Does Silicon Valley deserve all the credit for digital creativity and social media? Joy Rankin questions this triumphalism by revisiting a pre-PC time when schools were not the last stop for mature consumer technologies but flourishing sites of innovative collaboration—when users taught computers and visionaries dreamed of networked access for all.
Book A People’s History of American Higher Education Description/Summary:
This essential history of American higher education brings a fresh perspective to the field, challenging the accepted ways of thinking historically about colleges and universities. Organized thematically, this book builds from the ground up, shedding light on the full, diverse range of institutions—including small liberal arts schools, junior and community colleges, black and white women’s colleges, black colleges, and state colleges—that have been instrumental in creating the higher education system we know today. A People’s History of American Higher Education focuses on those participants who may not have been members of elite groups, yet who helped push elite institutions and the country as a whole. This pathbreaking textbook addresses key issues which have often been condemned to exceptions and footnotes—if not ignored completely—in historical considerations of U.S. higher education; particularly race, ethnicity, gender, and class. Hutcheson introduces readers to both social and intellectual history, providing invaluable perspectives and methodologies for graduate students and faculty members alike. A People’s History of American Higher Education surveys the varied characteristics of the diverse populations constituting or striving for the middle class through educational attainment, providing a narrative that unites often divergent historical fields.
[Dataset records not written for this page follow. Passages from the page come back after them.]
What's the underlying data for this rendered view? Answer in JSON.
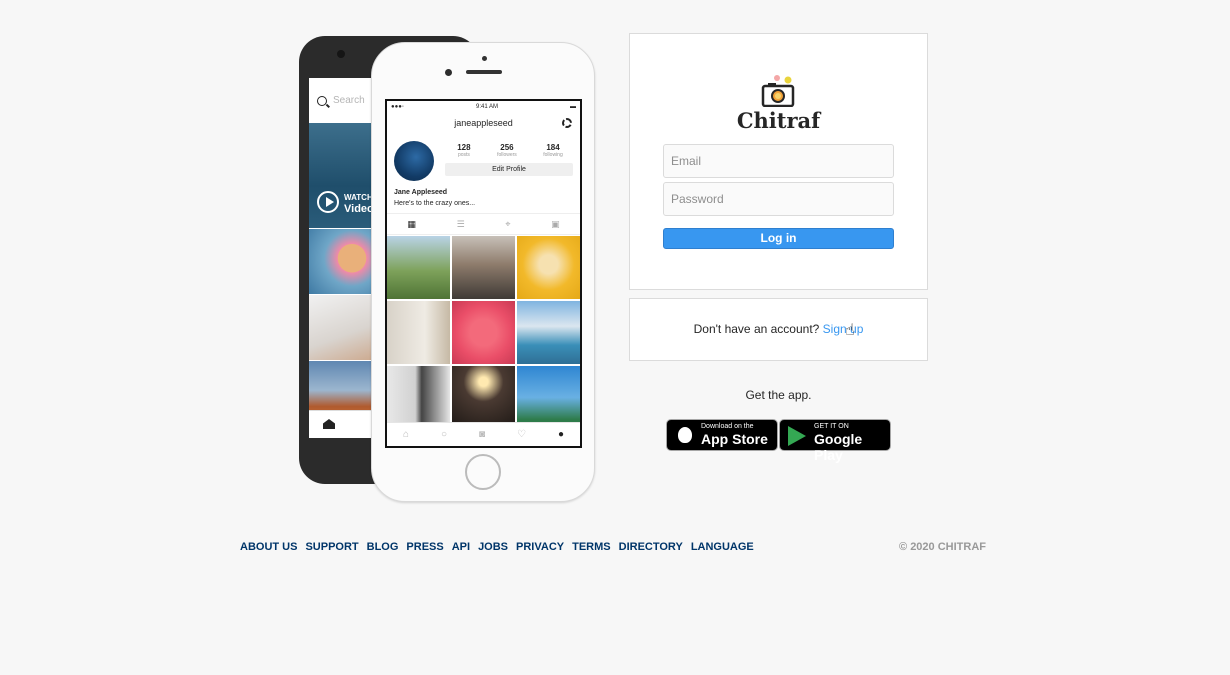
{
  "phone_back": {
    "search_placeholder": "Search",
    "video_label_top": "WATCH",
    "video_label_bottom": "Video"
  },
  "phone_front": {
    "status_time": "9:41 AM",
    "username": "janeappleseed",
    "stats": [
      {
        "value": "128",
        "label": "posts"
      },
      {
        "value": "256",
        "label": "followers"
      },
      {
        "value": "184",
        "label": "following"
      }
    ],
    "edit_profile": "Edit Profile",
    "bio_name": "Jane Appleseed",
    "bio_text": "Here's to the crazy ones..."
  },
  "login": {
    "brand": "Chitraf",
    "email_placeholder": "Email",
    "password_placeholder": "Password",
    "login_button": "Log in"
  },
  "signup": {
    "prompt": "Don't have an account?",
    "link": "Sign up"
  },
  "get_app": {
    "label": "Get the app.",
    "app_store_small": "Download on the",
    "app_store_big": "App Store",
    "google_small": "GET IT ON",
    "google_big": "Google Play"
  },
  "footer": {
    "links": [
      "ABOUT US",
      "SUPPORT",
      "BLOG",
      "PRESS",
      "API",
      "JOBS",
      "PRIVACY",
      "TERMS",
      "DIRECTORY",
      "LANGUAGE"
    ],
    "copyright": "© 2020 CHITRAF"
  },
  "colors": {
    "primary_blue": "#3897f0",
    "link_blue": "#003569",
    "background": "#f7f7f7"
  }
}
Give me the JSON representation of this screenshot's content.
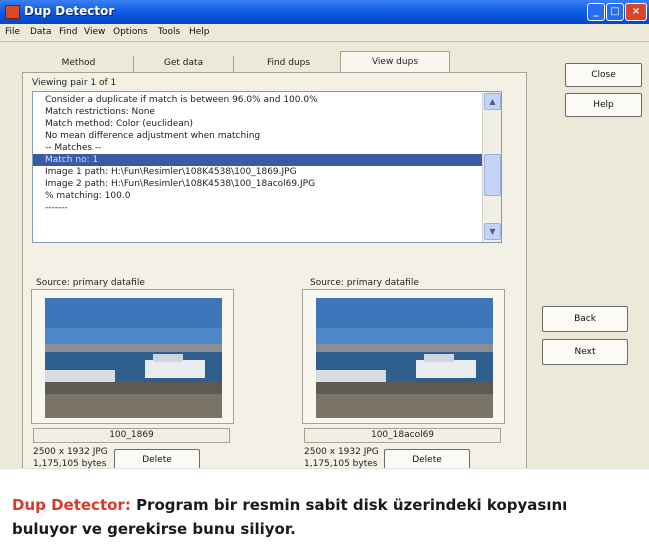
{
  "window": {
    "title": "Dup Detector"
  },
  "menu": [
    "File",
    "Data",
    "Find",
    "View",
    "Options",
    "Tools",
    "Help"
  ],
  "tabs": [
    {
      "label": "Method"
    },
    {
      "label": "Get data"
    },
    {
      "label": "Find dups"
    },
    {
      "label": "View dups",
      "active": true
    }
  ],
  "side_buttons": {
    "close": "Close",
    "help": "Help",
    "back": "Back",
    "next": "Next"
  },
  "viewing": "Viewing pair 1 of 1",
  "list": [
    "Consider a duplicate if match is between 96.0% and 100.0%",
    "Match restrictions: None",
    "Match method: Color (euclidean)",
    "No mean difference adjustment when matching",
    "-- Matches --",
    "Match no: 1",
    "Image 1 path: H:\\Fun\\Resimler\\108K4538\\100_1869.JPG",
    "Image 2 path: H:\\Fun\\Resimler\\108K4538\\100_18acol69.JPG",
    "% matching: 100.0",
    "-------"
  ],
  "selected_index": 5,
  "left": {
    "source": "Source: primary datafile",
    "filename": "100_1869",
    "info1": "2500 x 1932 JPG",
    "info2": "1,175,105 bytes",
    "delete": "Delete"
  },
  "right": {
    "source": "Source: primary datafile",
    "filename": "100_18acol69",
    "info1": "2500 x 1932 JPG",
    "info2": "1,175,105 bytes",
    "delete": "Delete"
  },
  "caption": {
    "title": "Dup Detector:",
    "text": "Program bir resmin sabit disk üzerindeki kopyasını buluyor ve gerekirse bunu siliyor."
  },
  "colors": {
    "accent": "#d63a2b",
    "selection": "#3a5aa8",
    "titlebar": "#0a58e0"
  }
}
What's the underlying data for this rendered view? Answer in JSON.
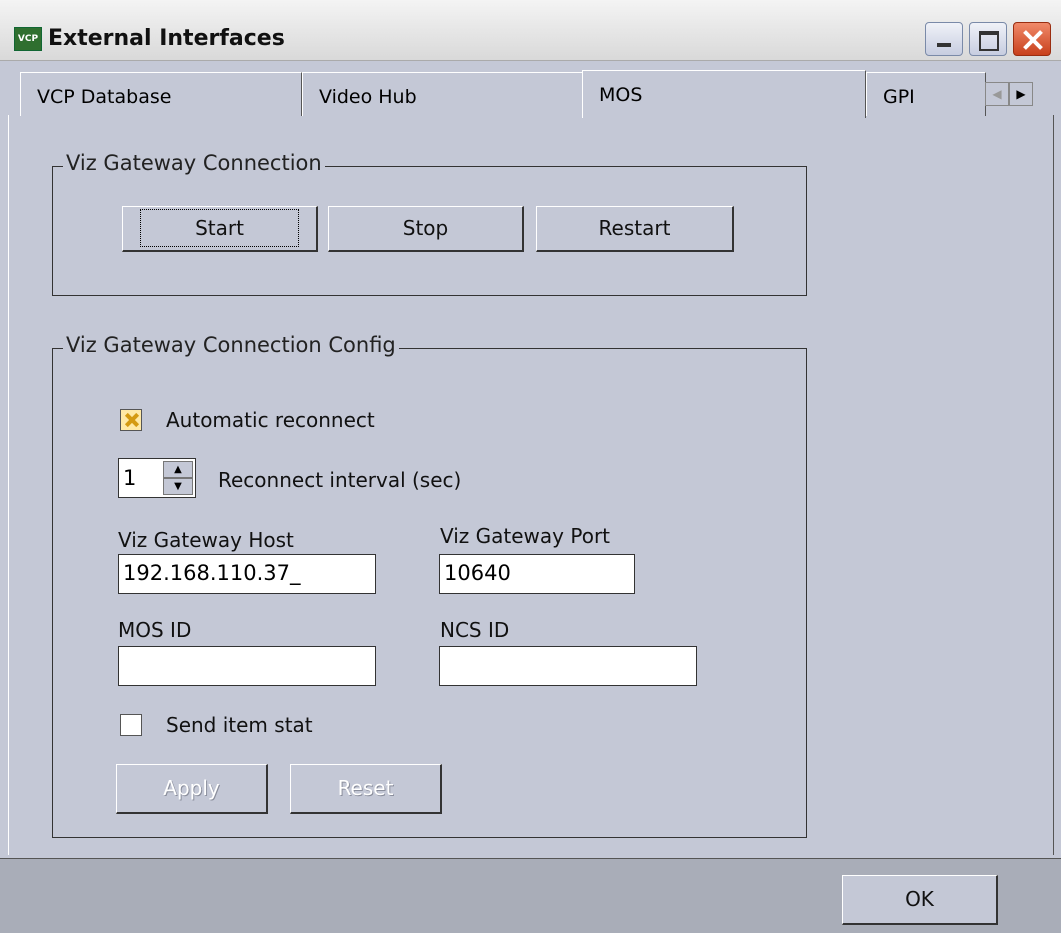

The author engages readers in a powerful, revised understanding of what institutions and participants beyond the oft-cited elite groups have done for American higher education.